=== Section Start ===
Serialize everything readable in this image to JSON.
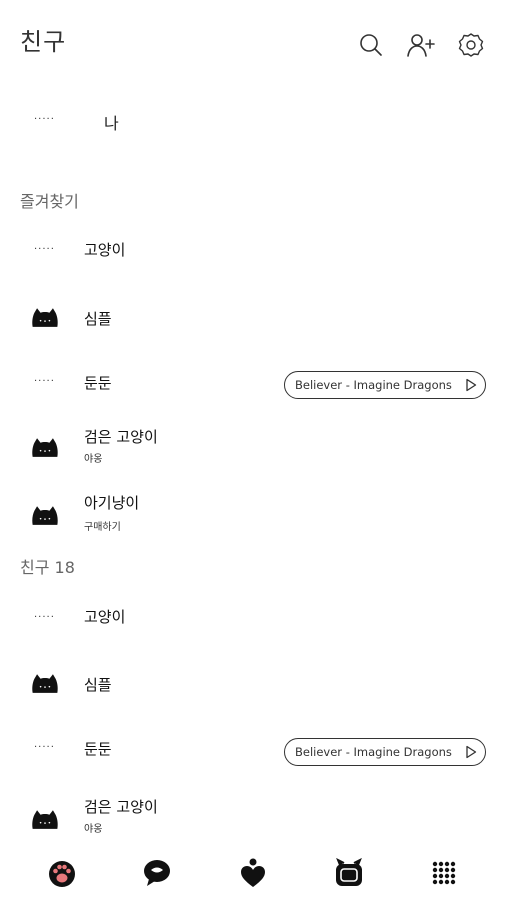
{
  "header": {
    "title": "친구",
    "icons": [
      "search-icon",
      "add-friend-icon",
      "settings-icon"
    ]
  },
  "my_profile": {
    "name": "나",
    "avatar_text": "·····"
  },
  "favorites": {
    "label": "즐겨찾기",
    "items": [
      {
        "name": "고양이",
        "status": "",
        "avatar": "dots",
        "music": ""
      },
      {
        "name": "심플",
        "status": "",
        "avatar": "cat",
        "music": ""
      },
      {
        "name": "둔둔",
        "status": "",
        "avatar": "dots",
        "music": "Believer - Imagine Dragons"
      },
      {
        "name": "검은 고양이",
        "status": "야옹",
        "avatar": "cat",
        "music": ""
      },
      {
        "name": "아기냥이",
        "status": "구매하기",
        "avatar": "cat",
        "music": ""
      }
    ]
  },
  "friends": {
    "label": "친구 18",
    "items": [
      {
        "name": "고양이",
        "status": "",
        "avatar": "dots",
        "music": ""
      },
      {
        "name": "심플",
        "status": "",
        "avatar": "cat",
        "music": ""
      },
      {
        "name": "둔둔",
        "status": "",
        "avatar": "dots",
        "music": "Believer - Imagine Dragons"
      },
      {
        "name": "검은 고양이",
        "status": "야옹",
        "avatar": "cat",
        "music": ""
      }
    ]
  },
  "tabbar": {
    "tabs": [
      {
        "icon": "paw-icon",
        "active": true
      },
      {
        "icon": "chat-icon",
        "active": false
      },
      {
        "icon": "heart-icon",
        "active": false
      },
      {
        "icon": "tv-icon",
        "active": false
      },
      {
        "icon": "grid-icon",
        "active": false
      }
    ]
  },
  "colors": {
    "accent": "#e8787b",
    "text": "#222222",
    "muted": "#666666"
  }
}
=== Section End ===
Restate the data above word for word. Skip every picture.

Serialize everything readable in this image to JSON.
{
  "header": {
    "title": "친구",
    "icons": [
      "search-icon",
      "add-friend-icon",
      "settings-icon"
    ]
  },
  "my_profile": {
    "name": "나",
    "avatar_text": "·····"
  },
  "favorites": {
    "label": "즐겨찾기",
    "items": [
      {
        "name": "고양이",
        "status": "",
        "avatar": "dots",
        "music": ""
      },
      {
        "name": "심플",
        "status": "",
        "avatar": "cat",
        "music": ""
      },
      {
        "name": "둔둔",
        "status": "",
        "avatar": "dots",
        "music": "Believer - Imagine Dragons"
      },
      {
        "name": "검은 고양이",
        "status": "야옹",
        "avatar": "cat",
        "music": ""
      },
      {
        "name": "아기냥이",
        "status": "구매하기",
        "avatar": "cat",
        "music": ""
      }
    ]
  },
  "friends": {
    "label": "친구 18",
    "items": [
      {
        "name": "고양이",
        "status": "",
        "avatar": "dots",
        "music": ""
      },
      {
        "name": "심플",
        "status": "",
        "avatar": "cat",
        "music": ""
      },
      {
        "name": "둔둔",
        "status": "",
        "avatar": "dots",
        "music": "Believer - Imagine Dragons"
      },
      {
        "name": "검은 고양이",
        "status": "야옹",
        "avatar": "cat",
        "music": ""
      }
    ]
  },
  "tabbar": {
    "tabs": [
      {
        "icon": "paw-icon",
        "active": true
      },
      {
        "icon": "chat-icon",
        "active": false
      },
      {
        "icon": "heart-icon",
        "active": false
      },
      {
        "icon": "tv-icon",
        "active": false
      },
      {
        "icon": "grid-icon",
        "active": false
      }
    ]
  },
  "colors": {
    "accent": "#e8787b",
    "text": "#222222",
    "muted": "#666666"
  }
}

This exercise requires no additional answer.